* [BRIEF]:
Give back the data exactly, with no images.

● ● ● ●

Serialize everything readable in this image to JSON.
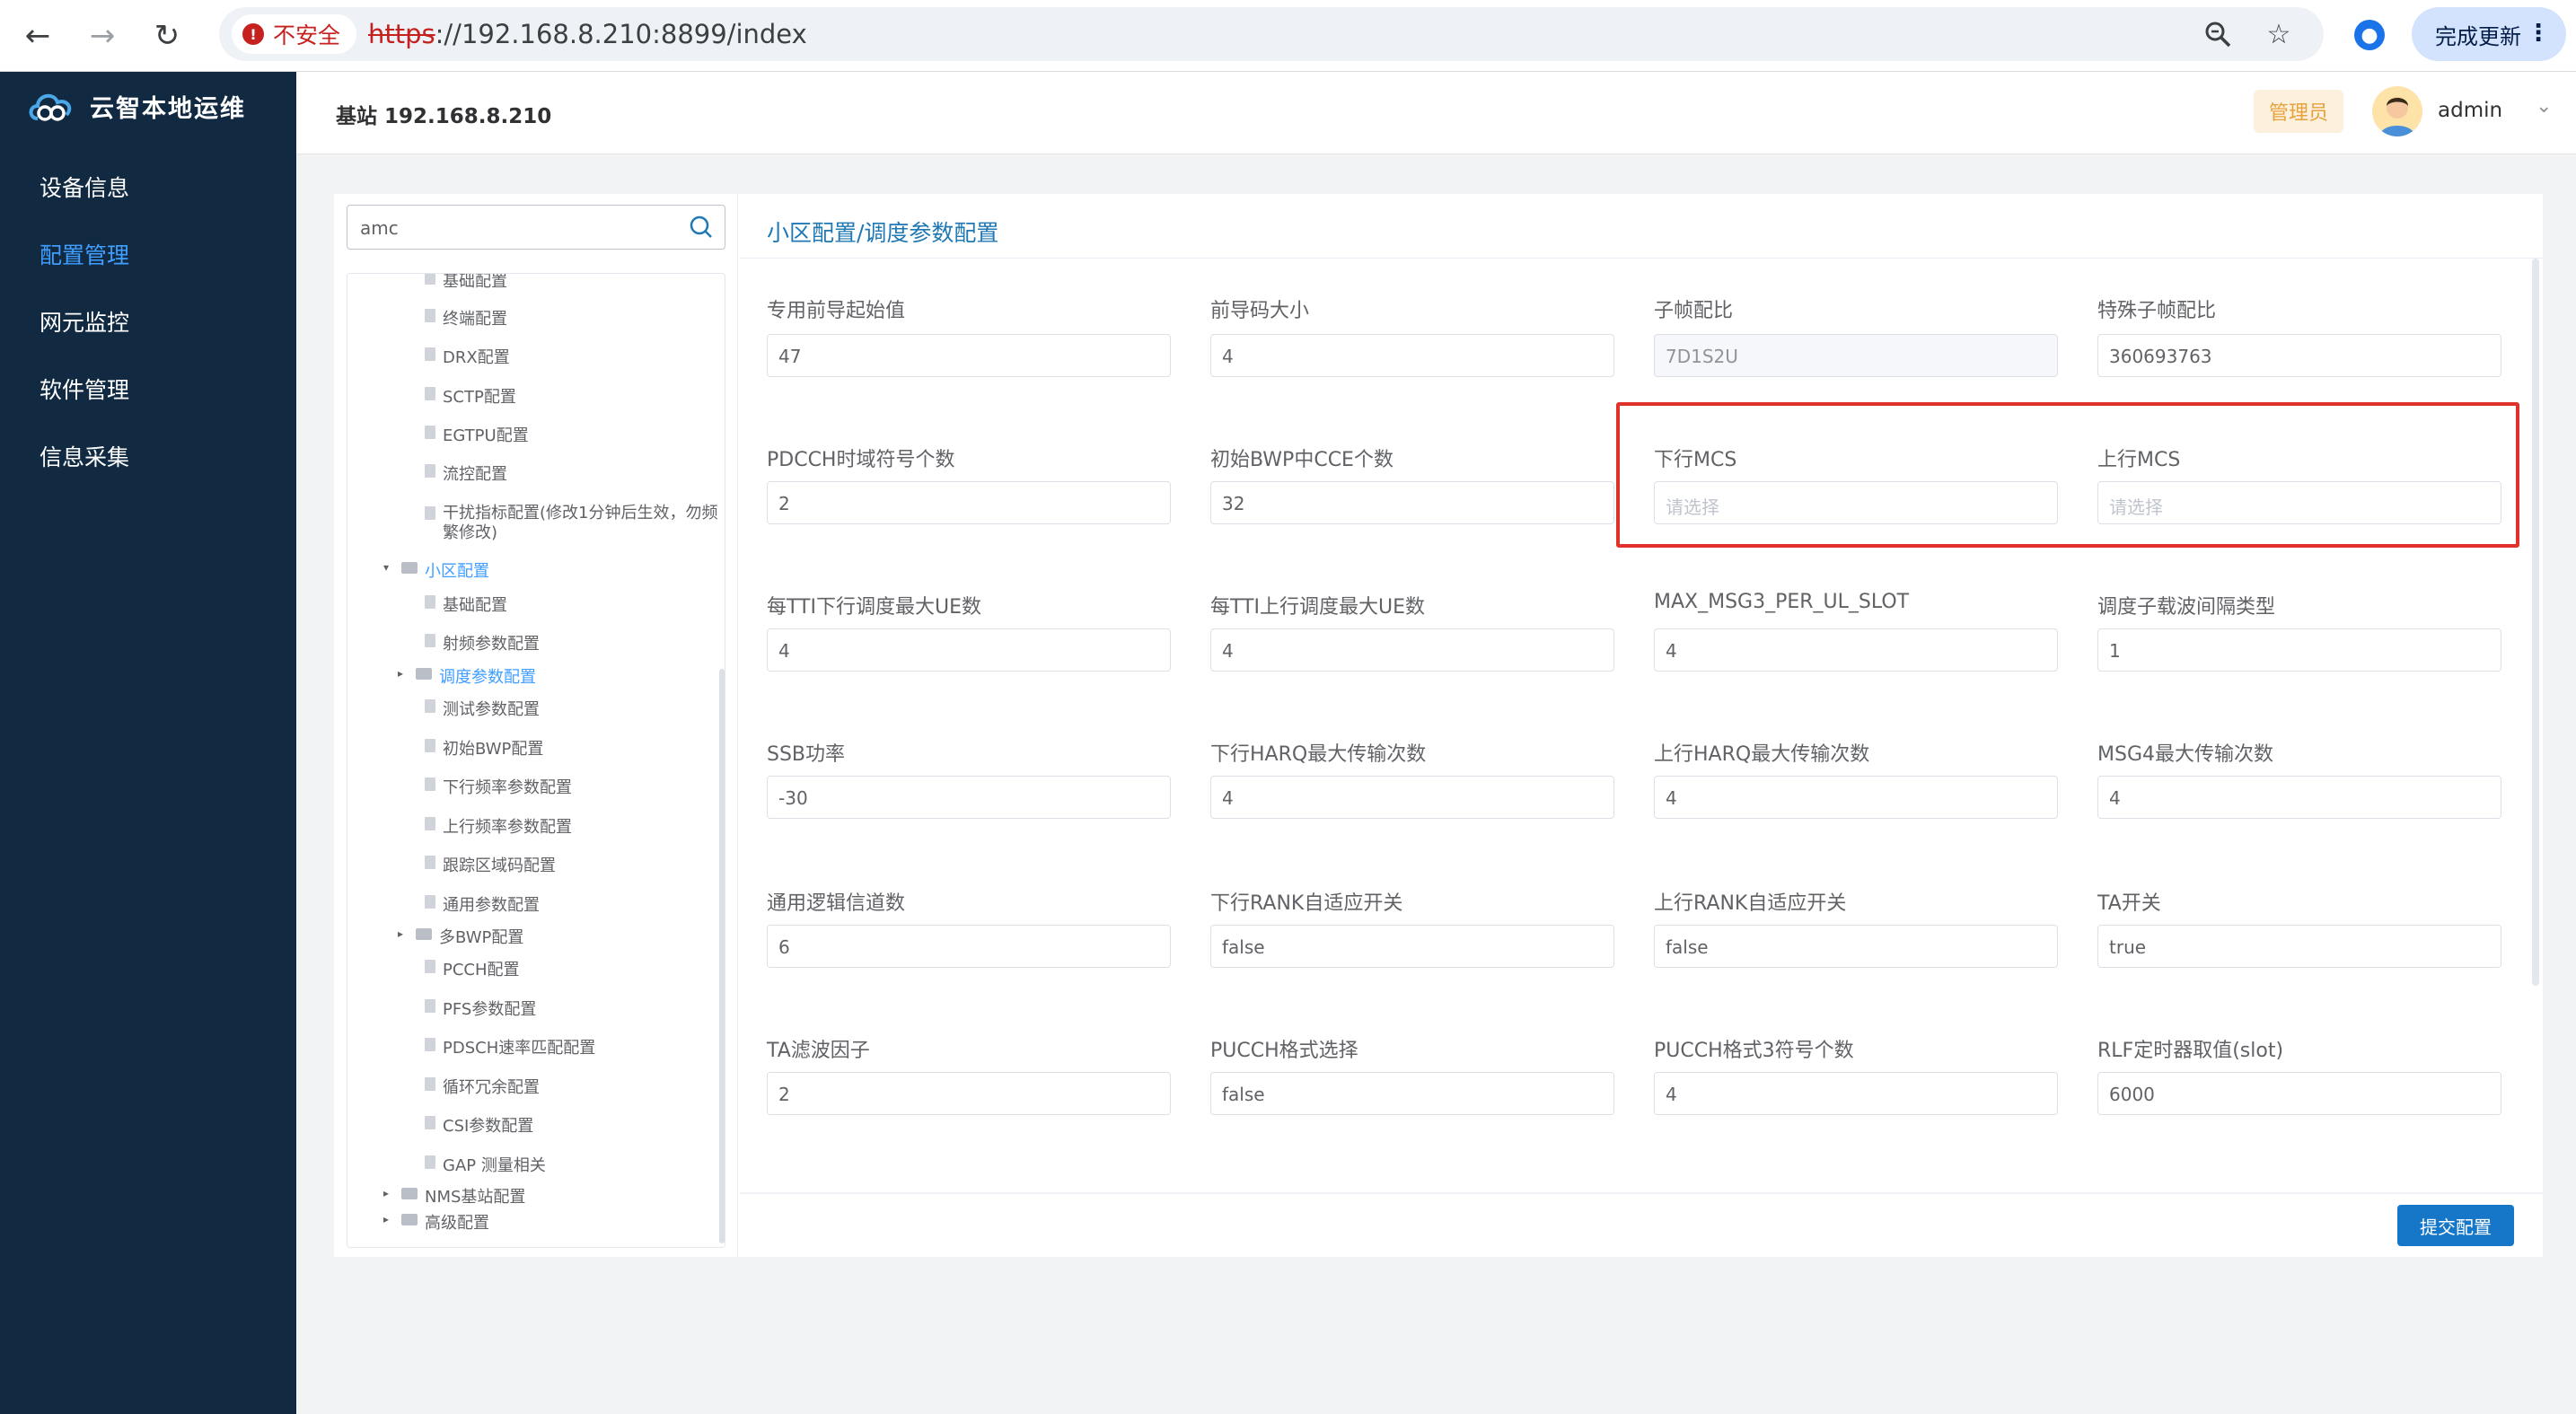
{
  "browser": {
    "security_label": "不安全",
    "url_scheme": "https",
    "url_rest": "://192.168.8.210:8899/index",
    "update_label": "完成更新"
  },
  "sidebar": {
    "app_name": "云智本地运维",
    "items": [
      {
        "label": "设备信息"
      },
      {
        "label": "配置管理"
      },
      {
        "label": "网元监控"
      },
      {
        "label": "软件管理"
      },
      {
        "label": "信息采集"
      }
    ],
    "active_index": 1
  },
  "header": {
    "station_title": "基站 192.168.8.210",
    "role": "管理员",
    "username": "admin"
  },
  "tree": {
    "search_value": "amc",
    "nodes": [
      {
        "label": "基础配置"
      },
      {
        "label": "终端配置"
      },
      {
        "label": "DRX配置"
      },
      {
        "label": "SCTP配置"
      },
      {
        "label": "EGTPU配置"
      },
      {
        "label": "流控配置"
      },
      {
        "label": "干扰指标配置(修改1分钟后生效，勿频繁修改)"
      },
      {
        "label": "小区配置"
      },
      {
        "label": "基础配置"
      },
      {
        "label": "射频参数配置"
      },
      {
        "label": "调度参数配置"
      },
      {
        "label": "测试参数配置"
      },
      {
        "label": "初始BWP配置"
      },
      {
        "label": "下行频率参数配置"
      },
      {
        "label": "上行频率参数配置"
      },
      {
        "label": "跟踪区域码配置"
      },
      {
        "label": "通用参数配置"
      },
      {
        "label": "多BWP配置"
      },
      {
        "label": "PCCH配置"
      },
      {
        "label": "PFS参数配置"
      },
      {
        "label": "PDSCH速率匹配配置"
      },
      {
        "label": "循环冗余配置"
      },
      {
        "label": "CSI参数配置"
      },
      {
        "label": "GAP 测量相关"
      },
      {
        "label": "NMS基站配置"
      },
      {
        "label": "高级配置"
      }
    ]
  },
  "form": {
    "breadcrumb": "小区配置/调度参数配置",
    "submit_label": "提交配置",
    "fields": [
      {
        "label": "专用前导起始值",
        "value": "47"
      },
      {
        "label": "前导码大小",
        "value": "4"
      },
      {
        "label": "子帧配比",
        "value": "7D1S2U"
      },
      {
        "label": "特殊子帧配比",
        "value": "360693763"
      },
      {
        "label": "PDCCH时域符号个数",
        "value": "2"
      },
      {
        "label": "初始BWP中CCE个数",
        "value": "32"
      },
      {
        "label": "下行MCS",
        "value": "请选择"
      },
      {
        "label": "上行MCS",
        "value": "请选择"
      },
      {
        "label": "每TTI下行调度最大UE数",
        "value": "4"
      },
      {
        "label": "每TTI上行调度最大UE数",
        "value": "4"
      },
      {
        "label": "MAX_MSG3_PER_UL_SLOT",
        "value": "4"
      },
      {
        "label": "调度子载波间隔类型",
        "value": "1"
      },
      {
        "label": "SSB功率",
        "value": "-30"
      },
      {
        "label": "下行HARQ最大传输次数",
        "value": "4"
      },
      {
        "label": "上行HARQ最大传输次数",
        "value": "4"
      },
      {
        "label": "MSG4最大传输次数",
        "value": "4"
      },
      {
        "label": "通用逻辑信道数",
        "value": "6"
      },
      {
        "label": "下行RANK自适应开关",
        "value": "false"
      },
      {
        "label": "上行RANK自适应开关",
        "value": "false"
      },
      {
        "label": "TA开关",
        "value": "true"
      },
      {
        "label": "TA滤波因子",
        "value": "2"
      },
      {
        "label": "PUCCH格式选择",
        "value": "false"
      },
      {
        "label": "PUCCH格式3符号个数",
        "value": "4"
      },
      {
        "label": "RLF定时器取值(slot)",
        "value": "6000"
      }
    ]
  },
  "colors": {
    "sidebar_bg": "#112a42",
    "accent": "#409eff",
    "highlight": "#e0312b",
    "primary_button": "#1677c8"
  }
}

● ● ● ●

* [RESPONSE]:
Serialize everything readable in this image to JSON.
{
  "browser": {
    "security_label": "不安全",
    "url_scheme": "https",
    "url_rest": "://192.168.8.210:8899/index",
    "update_label": "完成更新"
  },
  "sidebar": {
    "app_name": "云智本地运维",
    "items": [
      {
        "label": "设备信息"
      },
      {
        "label": "配置管理"
      },
      {
        "label": "网元监控"
      },
      {
        "label": "软件管理"
      },
      {
        "label": "信息采集"
      }
    ],
    "active_index": 1
  },
  "header": {
    "station_title": "基站 192.168.8.210",
    "role": "管理员",
    "username": "admin"
  },
  "tree": {
    "search_value": "amc",
    "nodes": [
      {
        "label": "基础配置"
      },
      {
        "label": "终端配置"
      },
      {
        "label": "DRX配置"
      },
      {
        "label": "SCTP配置"
      },
      {
        "label": "EGTPU配置"
      },
      {
        "label": "流控配置"
      },
      {
        "label": "干扰指标配置(修改1分钟后生效，勿频繁修改)"
      },
      {
        "label": "小区配置"
      },
      {
        "label": "基础配置"
      },
      {
        "label": "射频参数配置"
      },
      {
        "label": "调度参数配置"
      },
      {
        "label": "测试参数配置"
      },
      {
        "label": "初始BWP配置"
      },
      {
        "label": "下行频率参数配置"
      },
      {
        "label": "上行频率参数配置"
      },
      {
        "label": "跟踪区域码配置"
      },
      {
        "label": "通用参数配置"
      },
      {
        "label": "多BWP配置"
      },
      {
        "label": "PCCH配置"
      },
      {
        "label": "PFS参数配置"
      },
      {
        "label": "PDSCH速率匹配配置"
      },
      {
        "label": "循环冗余配置"
      },
      {
        "label": "CSI参数配置"
      },
      {
        "label": "GAP 测量相关"
      },
      {
        "label": "NMS基站配置"
      },
      {
        "label": "高级配置"
      }
    ]
  },
  "form": {
    "breadcrumb": "小区配置/调度参数配置",
    "submit_label": "提交配置",
    "fields": [
      {
        "label": "专用前导起始值",
        "value": "47"
      },
      {
        "label": "前导码大小",
        "value": "4"
      },
      {
        "label": "子帧配比",
        "value": "7D1S2U"
      },
      {
        "label": "特殊子帧配比",
        "value": "360693763"
      },
      {
        "label": "PDCCH时域符号个数",
        "value": "2"
      },
      {
        "label": "初始BWP中CCE个数",
        "value": "32"
      },
      {
        "label": "下行MCS",
        "value": "请选择"
      },
      {
        "label": "上行MCS",
        "value": "请选择"
      },
      {
        "label": "每TTI下行调度最大UE数",
        "value": "4"
      },
      {
        "label": "每TTI上行调度最大UE数",
        "value": "4"
      },
      {
        "label": "MAX_MSG3_PER_UL_SLOT",
        "value": "4"
      },
      {
        "label": "调度子载波间隔类型",
        "value": "1"
      },
      {
        "label": "SSB功率",
        "value": "-30"
      },
      {
        "label": "下行HARQ最大传输次数",
        "value": "4"
      },
      {
        "label": "上行HARQ最大传输次数",
        "value": "4"
      },
      {
        "label": "MSG4最大传输次数",
        "value": "4"
      },
      {
        "label": "通用逻辑信道数",
        "value": "6"
      },
      {
        "label": "下行RANK自适应开关",
        "value": "false"
      },
      {
        "label": "上行RANK自适应开关",
        "value": "false"
      },
      {
        "label": "TA开关",
        "value": "true"
      },
      {
        "label": "TA滤波因子",
        "value": "2"
      },
      {
        "label": "PUCCH格式选择",
        "value": "false"
      },
      {
        "label": "PUCCH格式3符号个数",
        "value": "4"
      },
      {
        "label": "RLF定时器取值(slot)",
        "value": "6000"
      }
    ]
  },
  "colors": {
    "sidebar_bg": "#112a42",
    "accent": "#409eff",
    "highlight": "#e0312b",
    "primary_button": "#1677c8"
  }
}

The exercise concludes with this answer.